In mid-July, dozens of sufferers with COVID had been transferred from nursing houses to Royal Park, a satellite tv for pc facility for geriatric care and rehabilitation. Quickly, greater than 40% of the circumstances amongst staff had been related to that small campus.
Kirsty Buising, an infectious illness marketing consultant on the hospital, started to suspect — earlier than scientists might show it — that the coronavirus was airborne. In mid-July, on her suggestion, Royal Melbourne began giving N95 masks to staff uncovered to COVID sufferers.
In the US, hospital executives had been lining up third-party PPE distributors for clandestine conferences in parking heaps.
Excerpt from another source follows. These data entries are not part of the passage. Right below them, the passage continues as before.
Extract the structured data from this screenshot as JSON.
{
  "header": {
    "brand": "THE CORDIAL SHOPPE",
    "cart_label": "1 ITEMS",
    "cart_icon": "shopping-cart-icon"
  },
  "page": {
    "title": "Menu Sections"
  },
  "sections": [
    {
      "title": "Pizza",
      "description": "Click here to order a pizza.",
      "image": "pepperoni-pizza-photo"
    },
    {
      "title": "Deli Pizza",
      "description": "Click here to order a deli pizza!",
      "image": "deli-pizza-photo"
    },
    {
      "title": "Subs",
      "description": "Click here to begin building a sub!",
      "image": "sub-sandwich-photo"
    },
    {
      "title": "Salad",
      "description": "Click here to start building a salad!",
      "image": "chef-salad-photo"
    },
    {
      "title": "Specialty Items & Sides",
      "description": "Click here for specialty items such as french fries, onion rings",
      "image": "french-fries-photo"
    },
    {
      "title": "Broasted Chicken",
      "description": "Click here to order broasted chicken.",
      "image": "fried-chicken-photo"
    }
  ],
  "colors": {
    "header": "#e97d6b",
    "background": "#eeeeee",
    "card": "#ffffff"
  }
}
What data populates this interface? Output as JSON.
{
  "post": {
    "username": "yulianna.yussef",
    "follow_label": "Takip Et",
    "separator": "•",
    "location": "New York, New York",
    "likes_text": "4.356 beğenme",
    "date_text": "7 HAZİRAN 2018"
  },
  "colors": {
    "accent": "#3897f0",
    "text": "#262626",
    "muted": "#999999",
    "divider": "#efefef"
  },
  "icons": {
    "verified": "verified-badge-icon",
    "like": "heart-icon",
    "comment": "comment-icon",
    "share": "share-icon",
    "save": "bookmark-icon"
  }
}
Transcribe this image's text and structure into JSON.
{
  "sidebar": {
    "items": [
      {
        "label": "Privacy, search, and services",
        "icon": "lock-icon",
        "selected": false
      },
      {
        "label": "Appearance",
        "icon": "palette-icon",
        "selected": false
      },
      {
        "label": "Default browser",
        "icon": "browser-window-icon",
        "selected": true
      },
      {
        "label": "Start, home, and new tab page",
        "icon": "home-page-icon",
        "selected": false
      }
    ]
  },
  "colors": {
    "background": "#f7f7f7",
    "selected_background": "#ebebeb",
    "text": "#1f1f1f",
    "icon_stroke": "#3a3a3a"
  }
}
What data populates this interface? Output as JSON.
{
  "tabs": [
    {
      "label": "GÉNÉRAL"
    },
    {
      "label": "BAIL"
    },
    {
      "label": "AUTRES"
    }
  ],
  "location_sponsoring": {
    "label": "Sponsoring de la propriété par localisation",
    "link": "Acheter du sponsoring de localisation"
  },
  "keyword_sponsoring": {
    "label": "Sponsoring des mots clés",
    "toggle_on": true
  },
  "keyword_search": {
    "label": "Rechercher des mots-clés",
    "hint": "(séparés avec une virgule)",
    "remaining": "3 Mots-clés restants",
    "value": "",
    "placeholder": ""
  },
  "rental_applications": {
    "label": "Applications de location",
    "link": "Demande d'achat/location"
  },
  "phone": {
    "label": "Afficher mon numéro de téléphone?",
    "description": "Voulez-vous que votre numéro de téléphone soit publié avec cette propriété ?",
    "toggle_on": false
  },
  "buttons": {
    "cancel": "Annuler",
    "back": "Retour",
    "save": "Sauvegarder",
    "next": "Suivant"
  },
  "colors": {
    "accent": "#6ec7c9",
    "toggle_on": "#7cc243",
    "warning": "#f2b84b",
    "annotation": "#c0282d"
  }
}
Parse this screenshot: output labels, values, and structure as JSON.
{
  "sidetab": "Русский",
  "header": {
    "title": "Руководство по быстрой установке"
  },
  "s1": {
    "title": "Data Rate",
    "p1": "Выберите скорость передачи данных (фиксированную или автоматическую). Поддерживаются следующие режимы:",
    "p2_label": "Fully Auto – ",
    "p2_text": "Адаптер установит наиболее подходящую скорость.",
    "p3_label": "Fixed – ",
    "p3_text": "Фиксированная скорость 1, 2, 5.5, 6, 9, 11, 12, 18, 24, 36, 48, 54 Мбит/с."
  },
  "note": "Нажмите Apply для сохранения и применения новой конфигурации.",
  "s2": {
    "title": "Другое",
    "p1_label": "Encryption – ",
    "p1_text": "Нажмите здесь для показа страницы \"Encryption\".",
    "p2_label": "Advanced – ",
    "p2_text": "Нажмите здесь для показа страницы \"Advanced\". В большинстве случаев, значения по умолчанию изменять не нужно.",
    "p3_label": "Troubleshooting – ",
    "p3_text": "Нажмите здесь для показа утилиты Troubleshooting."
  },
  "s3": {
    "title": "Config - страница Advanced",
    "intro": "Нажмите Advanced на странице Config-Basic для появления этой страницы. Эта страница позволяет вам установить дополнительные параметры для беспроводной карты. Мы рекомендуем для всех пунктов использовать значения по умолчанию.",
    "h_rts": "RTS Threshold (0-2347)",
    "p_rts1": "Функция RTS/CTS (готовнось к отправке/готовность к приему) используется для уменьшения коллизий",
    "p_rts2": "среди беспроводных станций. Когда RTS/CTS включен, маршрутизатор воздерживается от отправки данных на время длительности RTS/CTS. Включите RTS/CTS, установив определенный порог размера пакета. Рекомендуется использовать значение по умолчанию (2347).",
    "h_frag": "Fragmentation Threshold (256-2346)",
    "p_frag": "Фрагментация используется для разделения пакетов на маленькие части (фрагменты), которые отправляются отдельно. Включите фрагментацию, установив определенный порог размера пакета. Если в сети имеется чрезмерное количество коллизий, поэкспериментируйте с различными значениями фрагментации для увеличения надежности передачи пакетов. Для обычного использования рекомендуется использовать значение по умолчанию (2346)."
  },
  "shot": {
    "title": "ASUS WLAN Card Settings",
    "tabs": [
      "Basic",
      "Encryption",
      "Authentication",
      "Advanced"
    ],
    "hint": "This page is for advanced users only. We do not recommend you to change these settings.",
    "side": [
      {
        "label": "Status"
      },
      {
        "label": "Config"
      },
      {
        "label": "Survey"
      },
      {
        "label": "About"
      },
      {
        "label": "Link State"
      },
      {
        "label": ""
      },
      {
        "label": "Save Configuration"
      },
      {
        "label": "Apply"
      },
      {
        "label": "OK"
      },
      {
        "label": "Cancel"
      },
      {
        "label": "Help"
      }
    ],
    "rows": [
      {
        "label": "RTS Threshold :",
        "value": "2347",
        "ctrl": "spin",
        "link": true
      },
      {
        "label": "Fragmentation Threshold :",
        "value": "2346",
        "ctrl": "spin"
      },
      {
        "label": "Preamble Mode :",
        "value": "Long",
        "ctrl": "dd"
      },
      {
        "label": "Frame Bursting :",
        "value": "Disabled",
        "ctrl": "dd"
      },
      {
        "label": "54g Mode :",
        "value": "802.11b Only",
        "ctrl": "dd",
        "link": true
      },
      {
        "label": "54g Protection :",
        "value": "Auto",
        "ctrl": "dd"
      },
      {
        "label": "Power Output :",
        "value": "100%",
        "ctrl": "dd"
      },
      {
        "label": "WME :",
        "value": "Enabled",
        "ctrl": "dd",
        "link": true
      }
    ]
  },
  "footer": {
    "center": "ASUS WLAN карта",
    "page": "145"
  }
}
Royal Melbourne’s provides got here from federal and state stockpiles, with pointers for the way distribution ought to be prioritized.
In New York, a metropolis of 8 million individuals packed carefully collectively, greater than 300 well being care staff died from COVID by the tip of September, with large disparities in outcomes for sufferers and staff from one hospital to a different.
In Melbourne, a metropolis of 5 million with a dense internal core surrounded by suburbs, the masks, a larger separation of sufferers and an intense 111-day lockdown that diminished demand on hospital companies introduced the virus to heel. At Royal Melbourne, not a single employee died throughout Australia’s worst institutional cluster to this point.
Society: Complying and Caring
When Australians are requested why they accepted the nation’s many lockdowns, its once-closed worldwide and state borders, its quarantine guidelines after which its vaccine mandates for sure professions or eating places and enormous occasions, they have a tendency to voice a model of the identical response: It’s not nearly me.
The concept one’s actions have an effect on others will not be distinctive to Australia, and at instances, the foundations on COVID stirred up outrage.
“It was a considerably authoritarian strategy,” stated Dr. Greg Dore, an infectious ailments professional on the College of New South Wales in Sydney. “There have been a number of mandates, a number of fines for breaching restrictions, fairly heavy-handed controlling, together with measures that had been fairly ineffective, just like the policing of outside masking.”
However, he added, the bundle was efficient as a result of the overwhelming majority of Australians caught with it anyway.
“The neighborhood approaching board and remaining on board by way of the robust durations of 2020 and even into 2021 was actually, actually necessary,” Dore stated.
Now, greater than 95% of Australian adults are absolutely vaccinated — with 85% of the full inhabitants having acquired two doses. In the US, that determine is just 66%.
The arrival of the omicron variant, which is extra transmissible, has despatched Australia’s case numbers hovering, however with a lot of the inhabitants inoculated, deaths are ticking up extra slowly.
“We discovered that we will come collectively in a short time,” stated Denise Heinjus, Royal Melbourne’s government director for nursing, whose title in 2020 was COVID commander. “There’s a excessive stage of belief amongst our individuals.”
© 2022 The New York Instances Firm